**EXERCISE BRIEF:** Wherever the word "label" appears in a line below, that line counts; report the total number of such lines only.

[Opening EXERCISE INPUTS section]

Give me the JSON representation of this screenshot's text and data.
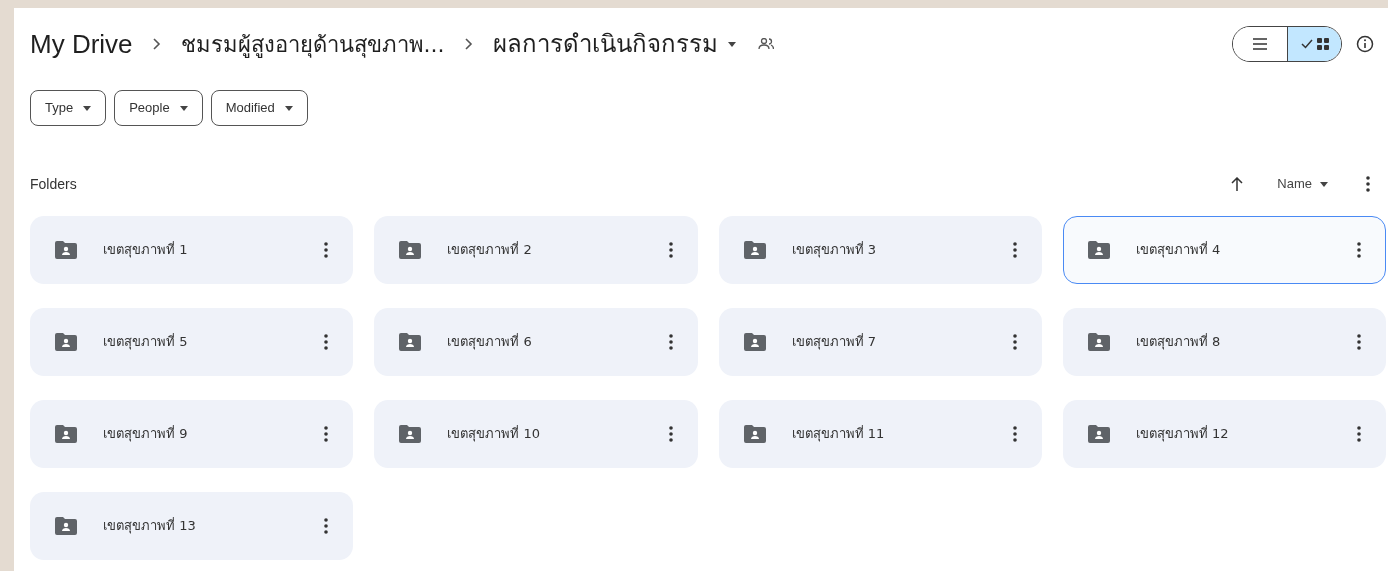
{
  "breadcrumb": [
    {
      "label": "My Drive"
    },
    {
      "label": "ชมรมผู้สูงอายุด้านสุขภาพ..."
    },
    {
      "label": "ผลการดำเนินกิจกรรม"
    }
  ],
  "view_toggle": [
    {
      "kind": "list",
      "selected": false
    },
    {
      "kind": "grid",
      "selected": true
    }
  ],
  "filters": [
    {
      "label": "Type"
    },
    {
      "label": "People"
    },
    {
      "label": "Modified"
    }
  ],
  "section_title": "Folders",
  "sort": {
    "label": "Name"
  },
  "folders": [
    {
      "name": "เขตสุขภาพที่ 1",
      "selected": false
    },
    {
      "name": "เขตสุขภาพที่ 2",
      "selected": false
    },
    {
      "name": "เขตสุขภาพที่ 3",
      "selected": false
    },
    {
      "name": "เขตสุขภาพที่ 4",
      "selected": true
    },
    {
      "name": "เขตสุขภาพที่ 5",
      "selected": false
    },
    {
      "name": "เขตสุขภาพที่ 6",
      "selected": false
    },
    {
      "name": "เขตสุขภาพที่ 7",
      "selected": false
    },
    {
      "name": "เขตสุขภาพที่ 8",
      "selected": false
    },
    {
      "name": "เขตสุขภาพที่ 9",
      "selected": false
    },
    {
      "name": "เขตสุขภาพที่ 10",
      "selected": false
    },
    {
      "name": "เขตสุขภาพที่ 11",
      "selected": false
    },
    {
      "name": "เขตสุขภาพที่ 12",
      "selected": false
    },
    {
      "name": "เขตสุขภาพที่ 13",
      "selected": false
    }
  ]
}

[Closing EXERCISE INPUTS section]

**EXERCISE OUTPUT:** 7